[Entries from a dataset of interfaces]

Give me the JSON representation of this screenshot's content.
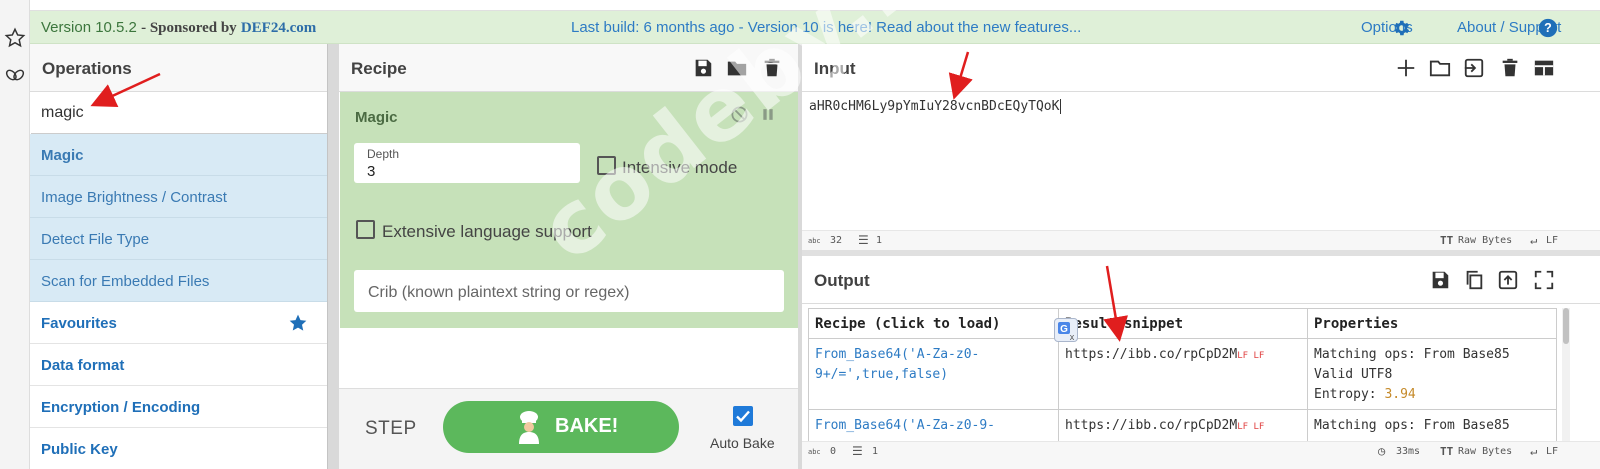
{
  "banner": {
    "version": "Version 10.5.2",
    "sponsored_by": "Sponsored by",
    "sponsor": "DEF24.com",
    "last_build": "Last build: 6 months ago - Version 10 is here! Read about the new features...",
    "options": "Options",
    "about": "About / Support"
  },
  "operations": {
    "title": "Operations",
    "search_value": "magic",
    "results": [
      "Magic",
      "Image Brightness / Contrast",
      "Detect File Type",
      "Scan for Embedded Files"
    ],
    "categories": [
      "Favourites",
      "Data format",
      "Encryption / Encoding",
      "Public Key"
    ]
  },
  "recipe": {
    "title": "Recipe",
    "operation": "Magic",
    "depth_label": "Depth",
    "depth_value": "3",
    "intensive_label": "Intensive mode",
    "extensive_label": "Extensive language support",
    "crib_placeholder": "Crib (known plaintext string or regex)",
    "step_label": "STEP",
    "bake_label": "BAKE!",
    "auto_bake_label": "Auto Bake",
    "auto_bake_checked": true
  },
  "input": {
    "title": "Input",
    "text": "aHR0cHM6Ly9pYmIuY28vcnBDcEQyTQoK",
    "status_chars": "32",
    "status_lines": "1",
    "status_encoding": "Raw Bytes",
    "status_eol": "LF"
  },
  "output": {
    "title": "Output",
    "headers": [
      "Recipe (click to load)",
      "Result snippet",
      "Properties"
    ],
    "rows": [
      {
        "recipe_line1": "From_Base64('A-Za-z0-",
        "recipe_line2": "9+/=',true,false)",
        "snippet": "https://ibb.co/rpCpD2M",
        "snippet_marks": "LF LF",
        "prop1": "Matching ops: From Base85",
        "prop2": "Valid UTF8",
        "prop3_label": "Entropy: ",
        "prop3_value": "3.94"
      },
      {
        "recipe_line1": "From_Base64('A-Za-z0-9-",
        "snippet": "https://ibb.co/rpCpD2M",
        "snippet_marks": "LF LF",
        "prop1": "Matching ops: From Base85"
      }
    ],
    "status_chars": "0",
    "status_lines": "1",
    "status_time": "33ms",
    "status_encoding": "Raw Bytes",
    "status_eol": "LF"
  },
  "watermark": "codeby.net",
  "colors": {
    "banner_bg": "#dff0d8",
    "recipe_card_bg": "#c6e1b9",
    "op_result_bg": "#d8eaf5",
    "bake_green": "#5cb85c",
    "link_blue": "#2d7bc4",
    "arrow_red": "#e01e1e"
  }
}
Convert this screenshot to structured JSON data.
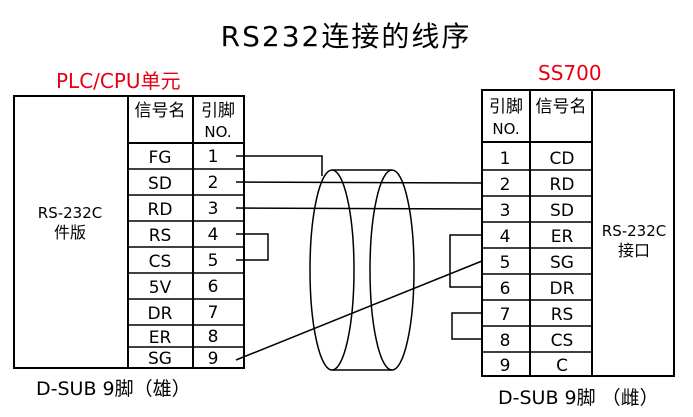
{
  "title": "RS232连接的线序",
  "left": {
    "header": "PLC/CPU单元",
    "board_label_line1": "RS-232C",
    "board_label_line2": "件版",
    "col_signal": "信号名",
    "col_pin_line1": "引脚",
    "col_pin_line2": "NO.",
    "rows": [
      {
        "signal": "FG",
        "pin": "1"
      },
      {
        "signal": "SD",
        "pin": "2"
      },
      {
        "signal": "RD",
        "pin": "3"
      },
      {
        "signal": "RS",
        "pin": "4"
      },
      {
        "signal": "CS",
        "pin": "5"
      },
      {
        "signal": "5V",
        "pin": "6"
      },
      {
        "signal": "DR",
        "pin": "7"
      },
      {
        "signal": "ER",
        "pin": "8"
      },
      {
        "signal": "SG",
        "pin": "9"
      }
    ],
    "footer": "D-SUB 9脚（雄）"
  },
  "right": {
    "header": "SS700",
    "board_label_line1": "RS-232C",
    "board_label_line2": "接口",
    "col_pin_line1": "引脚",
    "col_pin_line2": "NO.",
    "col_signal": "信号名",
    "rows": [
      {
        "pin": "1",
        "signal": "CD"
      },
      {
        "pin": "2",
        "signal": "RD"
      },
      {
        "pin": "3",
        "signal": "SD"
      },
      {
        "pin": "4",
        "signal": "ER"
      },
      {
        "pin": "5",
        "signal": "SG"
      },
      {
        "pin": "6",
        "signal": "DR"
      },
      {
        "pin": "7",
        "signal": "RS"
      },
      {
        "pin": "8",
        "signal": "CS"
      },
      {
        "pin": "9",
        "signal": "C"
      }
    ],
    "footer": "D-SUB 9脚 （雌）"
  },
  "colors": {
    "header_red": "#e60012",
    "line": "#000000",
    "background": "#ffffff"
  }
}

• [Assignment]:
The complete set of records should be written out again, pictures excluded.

• [Answer box]:
Give me the JSON representation of this screenshot's content.
{
  "banner": {
    "version": "Version 10.5.2",
    "sponsored_by": "Sponsored by",
    "sponsor": "DEF24.com",
    "last_build": "Last build: 6 months ago - Version 10 is here! Read about the new features...",
    "options": "Options",
    "about": "About / Support"
  },
  "operations": {
    "title": "Operations",
    "search_value": "magic",
    "results": [
      "Magic",
      "Image Brightness / Contrast",
      "Detect File Type",
      "Scan for Embedded Files"
    ],
    "categories": [
      "Favourites",
      "Data format",
      "Encryption / Encoding",
      "Public Key"
    ]
  },
  "recipe": {
    "title": "Recipe",
    "operation": "Magic",
    "depth_label": "Depth",
    "depth_value": "3",
    "intensive_label": "Intensive mode",
    "extensive_label": "Extensive language support",
    "crib_placeholder": "Crib (known plaintext string or regex)",
    "step_label": "STEP",
    "bake_label": "BAKE!",
    "auto_bake_label": "Auto Bake",
    "auto_bake_checked": true
  },
  "input": {
    "title": "Input",
    "text": "aHR0cHM6Ly9pYmIuY28vcnBDcEQyTQoK",
    "status_chars": "32",
    "status_lines": "1",
    "status_encoding": "Raw Bytes",
    "status_eol": "LF"
  },
  "output": {
    "title": "Output",
    "headers": [
      "Recipe (click to load)",
      "Result snippet",
      "Properties"
    ],
    "rows": [
      {
        "recipe_line1": "From_Base64('A-Za-z0-",
        "recipe_line2": "9+/=',true,false)",
        "snippet": "https://ibb.co/rpCpD2M",
        "snippet_marks": "LF LF",
        "prop1": "Matching ops: From Base85",
        "prop2": "Valid UTF8",
        "prop3_label": "Entropy: ",
        "prop3_value": "3.94"
      },
      {
        "recipe_line1": "From_Base64('A-Za-z0-9-",
        "snippet": "https://ibb.co/rpCpD2M",
        "snippet_marks": "LF LF",
        "prop1": "Matching ops: From Base85"
      }
    ],
    "status_chars": "0",
    "status_lines": "1",
    "status_time": "33ms",
    "status_encoding": "Raw Bytes",
    "status_eol": "LF"
  },
  "watermark": "codeby.net",
  "colors": {
    "banner_bg": "#dff0d8",
    "recipe_card_bg": "#c6e1b9",
    "op_result_bg": "#d8eaf5",
    "bake_green": "#5cb85c",
    "link_blue": "#2d7bc4",
    "arrow_red": "#e01e1e"
  }
}
Convert this screenshot to structured JSON data.
{
  "title": "RS232连接的线序",
  "left": {
    "header": "PLC/CPU单元",
    "board_label_line1": "RS-232C",
    "board_label_line2": "件版",
    "col_signal": "信号名",
    "col_pin_line1": "引脚",
    "col_pin_line2": "NO.",
    "rows": [
      {
        "signal": "FG",
        "pin": "1"
      },
      {
        "signal": "SD",
        "pin": "2"
      },
      {
        "signal": "RD",
        "pin": "3"
      },
      {
        "signal": "RS",
        "pin": "4"
      },
      {
        "signal": "CS",
        "pin": "5"
      },
      {
        "signal": "5V",
        "pin": "6"
      },
      {
        "signal": "DR",
        "pin": "7"
      },
      {
        "signal": "ER",
        "pin": "8"
      },
      {
        "signal": "SG",
        "pin": "9"
      }
    ],
    "footer": "D-SUB 9脚（雄）"
  },
  "right": {
    "header": "SS700",
    "board_label_line1": "RS-232C",
    "board_label_line2": "接口",
    "col_pin_line1": "引脚",
    "col_pin_line2": "NO.",
    "col_signal": "信号名",
    "rows": [
      {
        "pin": "1",
        "signal": "CD"
      },
      {
        "pin": "2",
        "signal": "RD"
      },
      {
        "pin": "3",
        "signal": "SD"
      },
      {
        "pin": "4",
        "signal": "ER"
      },
      {
        "pin": "5",
        "signal": "SG"
      },
      {
        "pin": "6",
        "signal": "DR"
      },
      {
        "pin": "7",
        "signal": "RS"
      },
      {
        "pin": "8",
        "signal": "CS"
      },
      {
        "pin": "9",
        "signal": "C"
      }
    ],
    "footer": "D-SUB 9脚 （雌）"
  },
  "colors": {
    "header_red": "#e60012",
    "line": "#000000",
    "background": "#ffffff"
  }
}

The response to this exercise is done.